■ Records shown
* * * * * * * * *
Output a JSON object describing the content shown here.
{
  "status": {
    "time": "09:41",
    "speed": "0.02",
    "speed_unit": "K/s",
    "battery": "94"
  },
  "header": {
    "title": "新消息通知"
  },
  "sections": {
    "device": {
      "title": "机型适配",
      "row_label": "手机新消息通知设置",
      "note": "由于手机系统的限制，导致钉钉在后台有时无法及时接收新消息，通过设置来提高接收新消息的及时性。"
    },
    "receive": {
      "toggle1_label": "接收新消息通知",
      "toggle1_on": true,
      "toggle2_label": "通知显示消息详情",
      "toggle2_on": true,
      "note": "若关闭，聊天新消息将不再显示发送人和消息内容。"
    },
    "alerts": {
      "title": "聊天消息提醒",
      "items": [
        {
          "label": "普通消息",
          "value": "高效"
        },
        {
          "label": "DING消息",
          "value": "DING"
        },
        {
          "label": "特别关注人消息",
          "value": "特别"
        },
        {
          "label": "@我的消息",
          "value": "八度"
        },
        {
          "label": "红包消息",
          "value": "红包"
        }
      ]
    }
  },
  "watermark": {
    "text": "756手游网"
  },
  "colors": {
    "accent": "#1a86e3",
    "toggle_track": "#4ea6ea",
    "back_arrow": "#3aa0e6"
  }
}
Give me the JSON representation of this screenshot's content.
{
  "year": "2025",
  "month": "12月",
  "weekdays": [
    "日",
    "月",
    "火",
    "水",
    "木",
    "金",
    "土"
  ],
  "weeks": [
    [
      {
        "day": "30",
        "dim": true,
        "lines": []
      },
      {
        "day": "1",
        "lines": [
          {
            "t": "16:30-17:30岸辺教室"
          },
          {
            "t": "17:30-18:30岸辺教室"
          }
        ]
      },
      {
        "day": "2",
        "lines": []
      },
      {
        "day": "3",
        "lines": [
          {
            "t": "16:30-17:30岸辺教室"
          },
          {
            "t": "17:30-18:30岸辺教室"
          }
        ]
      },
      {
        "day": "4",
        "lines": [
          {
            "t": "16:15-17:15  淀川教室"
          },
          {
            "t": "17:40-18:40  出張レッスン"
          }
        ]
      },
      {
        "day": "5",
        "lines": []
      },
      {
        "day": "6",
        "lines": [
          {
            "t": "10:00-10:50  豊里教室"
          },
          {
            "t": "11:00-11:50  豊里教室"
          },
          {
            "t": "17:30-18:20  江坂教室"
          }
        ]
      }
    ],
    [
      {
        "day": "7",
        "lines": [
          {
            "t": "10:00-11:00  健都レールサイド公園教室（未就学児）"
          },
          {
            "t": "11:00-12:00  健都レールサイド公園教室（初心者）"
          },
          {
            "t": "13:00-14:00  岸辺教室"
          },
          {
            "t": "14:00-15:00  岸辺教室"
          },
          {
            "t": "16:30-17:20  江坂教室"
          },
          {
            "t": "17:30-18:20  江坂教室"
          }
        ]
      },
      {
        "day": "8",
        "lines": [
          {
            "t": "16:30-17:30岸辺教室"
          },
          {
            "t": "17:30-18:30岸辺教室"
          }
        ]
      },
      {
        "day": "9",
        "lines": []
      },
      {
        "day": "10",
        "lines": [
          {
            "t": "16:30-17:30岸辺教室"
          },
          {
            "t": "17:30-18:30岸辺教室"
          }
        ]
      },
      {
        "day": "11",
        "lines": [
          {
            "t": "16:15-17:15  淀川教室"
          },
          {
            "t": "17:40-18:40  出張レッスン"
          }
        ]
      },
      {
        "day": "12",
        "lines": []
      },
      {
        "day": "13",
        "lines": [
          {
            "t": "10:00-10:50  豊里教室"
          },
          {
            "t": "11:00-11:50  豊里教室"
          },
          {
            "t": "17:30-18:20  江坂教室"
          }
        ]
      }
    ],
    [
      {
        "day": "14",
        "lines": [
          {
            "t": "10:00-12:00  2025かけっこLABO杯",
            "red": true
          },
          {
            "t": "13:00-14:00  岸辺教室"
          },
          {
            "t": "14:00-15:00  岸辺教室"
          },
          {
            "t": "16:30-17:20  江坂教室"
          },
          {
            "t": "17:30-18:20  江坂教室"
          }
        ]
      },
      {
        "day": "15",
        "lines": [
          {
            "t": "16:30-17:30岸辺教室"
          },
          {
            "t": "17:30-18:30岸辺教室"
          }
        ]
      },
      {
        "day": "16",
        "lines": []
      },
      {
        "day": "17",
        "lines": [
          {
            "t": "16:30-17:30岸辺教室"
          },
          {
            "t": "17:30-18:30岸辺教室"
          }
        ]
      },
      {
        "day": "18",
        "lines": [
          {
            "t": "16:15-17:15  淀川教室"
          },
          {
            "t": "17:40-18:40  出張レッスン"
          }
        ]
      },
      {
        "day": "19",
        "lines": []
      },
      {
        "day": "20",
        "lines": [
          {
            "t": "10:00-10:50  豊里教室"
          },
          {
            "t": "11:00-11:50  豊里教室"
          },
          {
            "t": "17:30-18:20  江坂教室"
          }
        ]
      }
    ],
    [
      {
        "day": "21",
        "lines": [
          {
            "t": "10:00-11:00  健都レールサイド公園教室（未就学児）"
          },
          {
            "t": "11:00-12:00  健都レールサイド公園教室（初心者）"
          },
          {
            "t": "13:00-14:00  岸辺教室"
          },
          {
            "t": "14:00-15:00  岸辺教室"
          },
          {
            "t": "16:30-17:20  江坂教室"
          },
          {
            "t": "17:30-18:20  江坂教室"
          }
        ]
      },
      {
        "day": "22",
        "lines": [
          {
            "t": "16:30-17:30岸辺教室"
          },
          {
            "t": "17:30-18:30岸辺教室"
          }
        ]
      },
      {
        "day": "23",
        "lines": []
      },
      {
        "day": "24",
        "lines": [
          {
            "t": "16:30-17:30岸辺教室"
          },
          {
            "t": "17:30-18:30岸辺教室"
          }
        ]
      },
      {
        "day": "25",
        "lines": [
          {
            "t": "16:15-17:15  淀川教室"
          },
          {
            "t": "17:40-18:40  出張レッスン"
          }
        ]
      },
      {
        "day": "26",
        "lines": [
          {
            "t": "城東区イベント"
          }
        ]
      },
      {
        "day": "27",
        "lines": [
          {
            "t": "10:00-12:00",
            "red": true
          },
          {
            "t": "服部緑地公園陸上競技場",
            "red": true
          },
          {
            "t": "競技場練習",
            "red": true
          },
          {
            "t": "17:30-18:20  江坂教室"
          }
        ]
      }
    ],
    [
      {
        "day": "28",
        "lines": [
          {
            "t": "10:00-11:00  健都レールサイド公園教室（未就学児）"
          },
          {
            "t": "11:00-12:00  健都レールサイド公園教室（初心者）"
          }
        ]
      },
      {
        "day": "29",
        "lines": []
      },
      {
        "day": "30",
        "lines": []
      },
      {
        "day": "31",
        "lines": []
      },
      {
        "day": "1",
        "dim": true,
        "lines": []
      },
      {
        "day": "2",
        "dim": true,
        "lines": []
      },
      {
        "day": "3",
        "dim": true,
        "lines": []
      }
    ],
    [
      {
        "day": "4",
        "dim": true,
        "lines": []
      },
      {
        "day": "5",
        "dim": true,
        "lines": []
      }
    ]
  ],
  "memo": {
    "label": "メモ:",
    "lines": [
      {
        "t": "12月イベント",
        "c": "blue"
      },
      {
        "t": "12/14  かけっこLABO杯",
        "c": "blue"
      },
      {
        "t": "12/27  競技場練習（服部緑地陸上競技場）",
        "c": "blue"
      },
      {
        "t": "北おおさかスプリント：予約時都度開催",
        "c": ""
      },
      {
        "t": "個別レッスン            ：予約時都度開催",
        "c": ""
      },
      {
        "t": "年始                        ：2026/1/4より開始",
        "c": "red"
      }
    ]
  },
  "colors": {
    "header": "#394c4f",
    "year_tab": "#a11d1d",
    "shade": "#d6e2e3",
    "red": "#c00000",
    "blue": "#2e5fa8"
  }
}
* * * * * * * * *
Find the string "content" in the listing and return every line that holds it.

Output a JSON object describing the content shown here.
Give me the JSON representation of this screenshot's content.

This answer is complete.